Appointing, rather than electing a county auditor, treasurer or recorder can be an important step in a county’s reorganizational plan.
Currently counties have two ways to make the change from elective to appointive positions for the jobs of auditor, treasurer and recorder.
One option is to put the issue on the ballot and get voter approval. In most cases voters have voted down the request to appoint officials.
Another option is to get special legislation that allows county boards to formally discuss the issue of appointing officials.
In that option, local lawmakers are usually asked to carry those bills for individual counties seeking to make the change.
That’s being done this year for Kandiyohi County, as well as a growing list of other counties.

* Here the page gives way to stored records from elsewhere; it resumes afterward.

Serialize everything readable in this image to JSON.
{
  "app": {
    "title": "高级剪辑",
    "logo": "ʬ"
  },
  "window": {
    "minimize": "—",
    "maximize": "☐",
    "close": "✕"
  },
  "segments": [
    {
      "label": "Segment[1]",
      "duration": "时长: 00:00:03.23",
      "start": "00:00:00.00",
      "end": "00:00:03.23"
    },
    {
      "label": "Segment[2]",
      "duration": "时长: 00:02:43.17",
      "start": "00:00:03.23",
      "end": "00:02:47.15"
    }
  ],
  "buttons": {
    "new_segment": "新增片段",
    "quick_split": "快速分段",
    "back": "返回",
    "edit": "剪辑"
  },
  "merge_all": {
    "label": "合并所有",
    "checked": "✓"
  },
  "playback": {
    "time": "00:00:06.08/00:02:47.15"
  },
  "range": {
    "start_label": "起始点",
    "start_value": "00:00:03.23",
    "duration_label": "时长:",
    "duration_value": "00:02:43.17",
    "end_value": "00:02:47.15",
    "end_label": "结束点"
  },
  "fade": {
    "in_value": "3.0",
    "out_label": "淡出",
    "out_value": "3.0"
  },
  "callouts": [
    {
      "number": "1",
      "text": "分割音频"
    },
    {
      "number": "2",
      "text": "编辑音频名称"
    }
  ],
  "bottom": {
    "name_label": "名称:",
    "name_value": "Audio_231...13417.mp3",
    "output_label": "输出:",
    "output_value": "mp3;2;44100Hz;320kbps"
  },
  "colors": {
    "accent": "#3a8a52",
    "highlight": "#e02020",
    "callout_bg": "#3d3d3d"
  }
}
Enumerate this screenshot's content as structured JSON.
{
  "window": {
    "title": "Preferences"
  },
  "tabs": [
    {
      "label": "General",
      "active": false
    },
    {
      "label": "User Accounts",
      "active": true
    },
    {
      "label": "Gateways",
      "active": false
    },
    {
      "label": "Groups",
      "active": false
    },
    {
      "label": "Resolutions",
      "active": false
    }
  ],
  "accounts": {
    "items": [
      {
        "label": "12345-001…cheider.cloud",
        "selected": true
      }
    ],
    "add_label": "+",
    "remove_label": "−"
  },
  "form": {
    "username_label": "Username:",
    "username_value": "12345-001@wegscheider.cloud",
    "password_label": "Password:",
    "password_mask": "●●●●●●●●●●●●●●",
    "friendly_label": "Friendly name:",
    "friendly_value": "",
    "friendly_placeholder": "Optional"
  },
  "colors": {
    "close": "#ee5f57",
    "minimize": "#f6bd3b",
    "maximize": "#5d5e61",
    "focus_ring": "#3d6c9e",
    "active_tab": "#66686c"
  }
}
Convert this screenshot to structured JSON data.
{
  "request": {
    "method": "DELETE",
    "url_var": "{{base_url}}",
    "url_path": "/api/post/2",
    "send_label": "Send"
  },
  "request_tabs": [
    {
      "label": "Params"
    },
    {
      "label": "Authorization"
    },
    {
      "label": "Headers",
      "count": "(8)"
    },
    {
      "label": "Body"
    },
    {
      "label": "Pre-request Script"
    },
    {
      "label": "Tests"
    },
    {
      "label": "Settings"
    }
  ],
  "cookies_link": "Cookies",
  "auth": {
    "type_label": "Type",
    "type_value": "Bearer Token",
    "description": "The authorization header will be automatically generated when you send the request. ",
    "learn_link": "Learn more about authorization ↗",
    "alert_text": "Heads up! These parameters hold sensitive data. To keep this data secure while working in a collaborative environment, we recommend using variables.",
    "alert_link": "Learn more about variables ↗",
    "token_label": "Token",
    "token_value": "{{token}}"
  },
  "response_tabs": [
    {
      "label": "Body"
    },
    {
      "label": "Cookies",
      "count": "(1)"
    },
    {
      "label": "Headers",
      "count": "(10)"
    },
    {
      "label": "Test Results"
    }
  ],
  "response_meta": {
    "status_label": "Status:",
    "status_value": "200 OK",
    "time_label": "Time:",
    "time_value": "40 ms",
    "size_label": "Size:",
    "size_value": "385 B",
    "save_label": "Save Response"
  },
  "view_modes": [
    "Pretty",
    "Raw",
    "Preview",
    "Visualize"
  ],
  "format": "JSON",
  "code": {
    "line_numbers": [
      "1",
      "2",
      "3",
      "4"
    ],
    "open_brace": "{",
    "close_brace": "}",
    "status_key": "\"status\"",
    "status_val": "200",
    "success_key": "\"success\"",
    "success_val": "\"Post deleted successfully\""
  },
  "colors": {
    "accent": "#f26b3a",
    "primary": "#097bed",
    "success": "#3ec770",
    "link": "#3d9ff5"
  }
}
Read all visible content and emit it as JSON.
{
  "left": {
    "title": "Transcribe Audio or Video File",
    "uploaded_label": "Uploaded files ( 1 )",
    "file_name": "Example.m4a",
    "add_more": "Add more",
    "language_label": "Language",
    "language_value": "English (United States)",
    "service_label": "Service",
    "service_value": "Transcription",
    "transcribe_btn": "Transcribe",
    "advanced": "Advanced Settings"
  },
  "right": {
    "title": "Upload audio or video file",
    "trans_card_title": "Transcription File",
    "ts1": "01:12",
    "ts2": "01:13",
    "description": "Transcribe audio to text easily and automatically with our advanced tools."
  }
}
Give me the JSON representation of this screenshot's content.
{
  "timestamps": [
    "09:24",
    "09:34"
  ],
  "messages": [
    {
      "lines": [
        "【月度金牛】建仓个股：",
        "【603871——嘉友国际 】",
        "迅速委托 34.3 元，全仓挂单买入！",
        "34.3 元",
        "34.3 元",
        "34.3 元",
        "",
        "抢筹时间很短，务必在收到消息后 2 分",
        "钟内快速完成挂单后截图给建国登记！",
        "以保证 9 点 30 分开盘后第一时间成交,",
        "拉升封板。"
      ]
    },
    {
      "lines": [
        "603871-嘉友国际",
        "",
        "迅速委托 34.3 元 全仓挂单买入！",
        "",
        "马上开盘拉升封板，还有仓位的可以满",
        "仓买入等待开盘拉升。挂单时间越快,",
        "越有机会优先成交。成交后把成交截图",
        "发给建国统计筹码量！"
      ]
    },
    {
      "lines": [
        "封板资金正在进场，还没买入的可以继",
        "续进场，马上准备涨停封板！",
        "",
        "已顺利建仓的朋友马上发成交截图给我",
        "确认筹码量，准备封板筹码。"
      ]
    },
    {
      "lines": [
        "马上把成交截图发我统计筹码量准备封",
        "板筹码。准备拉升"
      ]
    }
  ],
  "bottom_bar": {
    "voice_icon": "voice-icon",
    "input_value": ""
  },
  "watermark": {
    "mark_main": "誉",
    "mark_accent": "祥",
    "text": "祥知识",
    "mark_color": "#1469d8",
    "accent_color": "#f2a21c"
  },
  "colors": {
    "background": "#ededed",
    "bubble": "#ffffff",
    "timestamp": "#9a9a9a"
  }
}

If approved, Kandiyohi County must hold public hearings, followed by a vote by Commissioners. The issue must have 80 percent of County Commissioners voting in favor for the change to happen.
If it passes and there’s public objection to the county vote, the public can then submit a petition requesting a reverse referendum. That would require the county to put the issue on the ballot for voters to decide.
But proposed legislation (House File 800 and Senate File 966) would give all counties authority to take that second option without seeking individual approval from the Legislature.
Meeker County Administrator Paul Virnig said it makes sense for the Legislature to “give counties the ability to manage themselves.”
It can be “awkward” trying to convince local lawmakers to sponsor the bill, he said.
Kandiyohi County Administrator Larry Kleindl testified during a House committee in March in support of special legislation that would give the county the ability to begin the process. He said legislators have heard the request so many times from individual counties that they had few questions about Kandiyohi County’s request.
Besides the three counties that testified that day on behalf of their individual requests, Kleindl said he’s aware of at least 10 other counties that are also considering asking for the special legislation to bring the issue to a vote by their county board.
Kleindl supports the proposed legislation that would remove state lawmakers as the middle-man in the issue of counties appointing or electing officials.
“It puts the decision back on the local level,” said Kleindl.